The Oregon Shakespeare Festival has made it clear for years that its work extends beyond the confines of its stages, to a real interest in people and the human condition. 

OSF's "Living Ideas" program brings conversations about issues raised in its plays to communities around the region. 

This year's world premier of "Sweat" shows the effect of industrial layoffs on people and communities, something the timber towns of our region know too well. 

Rogue Rovers

We'll have to come up with an onomatapoetic sound to replace "vroom vroom" if electric and hybrid vehicles continue to catch on. 

The (limited) sounds and sights of electrics and hybrids will be in abundance this weekend (Sept. 12) at ScienceWorks in Ashland, at the Electric & Hybrid Show. 

The array of vehicles includes the Rogue Valley-based Farm Dogg, which recently appeared at a White House showing. 

PGHolbrook/Wikimedia Commons

Plans to mine in the headwaters of some of the most pristine streams in the region could be short-circuited by a federal move to withdraw the areas in question from mining activities. 

Earlier this summer, the Bureau of Land Management published its intention to close off lands around tributaries of the Smith and other rivers in Curry and Del Norte Counties. 

The announcement triggered a comment period that closes soon, after a pair of public meetings. 

The Smith River Alliance supports the withdrawal proposal. 

New World Library

Everyone has a story to tell, and actually telling the story can be of some help to each of us. 

So says therapist and writer Kim Schneiderman, the author of Step Out Of Your Story: Writing Exercises to Reframe and Transform Your Life

Schneiderman shows how deconstructing our own lives into things like plot summaries can help us better understand our stories and ourselves. 

We celebrate Labor Day by NOT laboring in much of America. 

The Exchange staff upholds the tradition by scrubbing the live broadcast in favor of a couple of gems from past shows.  

At 8:00: Arguing For Our Lives... Robert Jensen makes the case for engaging in actual dialogue, even with people who do not agree with our own viewpoints.  

At 9:00 Land of Promise... America did not become an economic powerhouse overnight.

Oregon Cabaret Theatre

Ashland's "other professional theatre" is having a landmark year.  The Oregon Cabaret Theatre is under new ownership/managers, and celebrating a 30th season in business.

Artistic Director Valerie Rachelle is our featured guest on this month's First Friday segment. 

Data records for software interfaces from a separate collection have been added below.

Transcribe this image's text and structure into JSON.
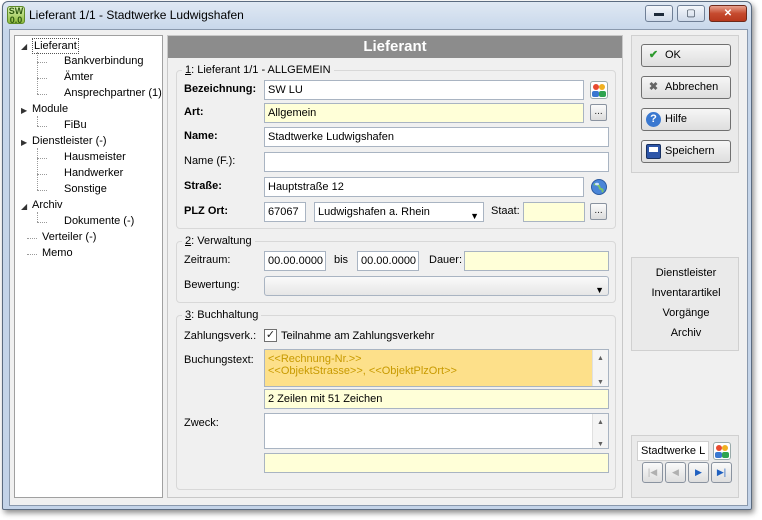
{
  "window": {
    "title": "Lieferant 1/1 - Stadtwerke Ludwigshafen",
    "icon_text": "SW 0.0",
    "controls": {
      "minimize": "▬",
      "maximize": "▢",
      "close": "✕"
    }
  },
  "tree": {
    "items": [
      {
        "label": "Lieferant",
        "level": 0,
        "expander": "◢",
        "selected": true
      },
      {
        "label": "Bankverbindung",
        "level": 1
      },
      {
        "label": "Ämter",
        "level": 1
      },
      {
        "label": "Ansprechpartner (1)",
        "level": 1
      },
      {
        "label": "Module",
        "level": 0,
        "expander": "▶"
      },
      {
        "label": "FiBu",
        "level": 1
      },
      {
        "label": "Dienstleister (-)",
        "level": 0,
        "expander": "▶"
      },
      {
        "label": "Hausmeister",
        "level": 1
      },
      {
        "label": "Handwerker",
        "level": 1
      },
      {
        "label": "Sonstige",
        "level": 1
      },
      {
        "label": "Archiv",
        "level": 0,
        "expander": "◢"
      },
      {
        "label": "Dokumente (-)",
        "level": 1
      },
      {
        "label": "Verteiler (-)",
        "level": 0
      },
      {
        "label": "Memo",
        "level": 0
      }
    ]
  },
  "main": {
    "header": "Lieferant",
    "allgemein": {
      "caption_num": "1",
      "caption_text": ": Lieferant 1/1 - ALLGEMEIN",
      "bezeichnung_label": "Bezeichnung:",
      "bezeichnung_value": "SW LU",
      "art_label": "Art:",
      "art_value": "Allgemein",
      "name_label": "Name:",
      "name_value": "Stadtwerke Ludwigshafen",
      "name_f_label": "Name (F.):",
      "name_f_value": "",
      "strasse_label": "Straße:",
      "strasse_value": "Hauptstraße 12",
      "plz_ort_label": "PLZ Ort:",
      "plz_value": "67067",
      "ort_value": "Ludwigshafen a. Rhein",
      "staat_label": "Staat:",
      "staat_value": "",
      "ellipsis": "..."
    },
    "verwaltung": {
      "caption_num": "2",
      "caption_text": ": Verwaltung",
      "zeitraum_label": "Zeitraum:",
      "von_value": "00.00.0000",
      "bis_label": "bis",
      "bis_value": "00.00.0000",
      "dauer_label": "Dauer:",
      "dauer_value": "",
      "bewertung_label": "Bewertung:",
      "bewertung_value": ""
    },
    "buchhaltung": {
      "caption_num": "3",
      "caption_text": ": Buchhaltung",
      "zahlungsverk_label": "Zahlungsverk.:",
      "teilnahme_label": "Teilnahme am Zahlungsverkehr",
      "teilnahme_checked": true,
      "check_mark": "✓",
      "buchungstext_label": "Buchungstext:",
      "buchungstext_line1": "<<Rechnung-Nr.>>",
      "buchungstext_line2": "<<ObjektStrasse>>, <<ObjektPlzOrt>>",
      "zeilen_info": "2 Zeilen mit 51 Zeichen",
      "zweck_label": "Zweck:",
      "zweck_value": "",
      "zweck_info": ""
    }
  },
  "actions": {
    "ok": "OK",
    "abbrechen": "Abbrechen",
    "hilfe": "Hilfe",
    "speichern": "Speichern"
  },
  "links": [
    "Dienstleister",
    "Inventarartikel",
    "Vorgänge",
    "Archiv"
  ],
  "record": {
    "current": "Stadtwerke L",
    "nav": {
      "first": "|◀",
      "prev": "◀",
      "next": "▶",
      "last": "▶|"
    }
  },
  "colors": {
    "header_bg": "#8c8c8c",
    "required_field": "#ffffd8",
    "buchungstext_bg": "#fde08a",
    "placeholder_text": "#c89a00"
  }
}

The Exchange syncs up with the art world on First Friday, by visiting with listeners about arts events in the coming month.

Join the free-for-all by calling with details about arts events in your town... 800-838-3760 around the region.

Lane County Parks

We love our wide open spaces here in the West. 

Once in a while, it helps to review our plans for some of those spaces, especially the ones we share. 

This is NOT a tale of timber plans... but it IS about Lane County reviewing the Master Plan for county parks. 

Penguin Books

"Nobody cares about books anymore," you might hear from time to time.  Azar Nafisi begs to differ. 

She taught great American works of fiction to students in repressive conditions in Iran and told the story in her book Reading Lolita in Tehran.

Now Nafisi tells the story of the importance of fiction in democratic societies--ours included--in The Republic of Imagination: America in Three Books.

No one disputes that Army National Guard veteran Brian Babb was a man in crisis. 

But his family and friends dispute the notion that Babb's death at the hands of Eugene Police was the only resolution to his crisis. 

The Lane County District Attorney ruled the Babb shooting justified. 

His family is determined to prevent future such incidents from taking place.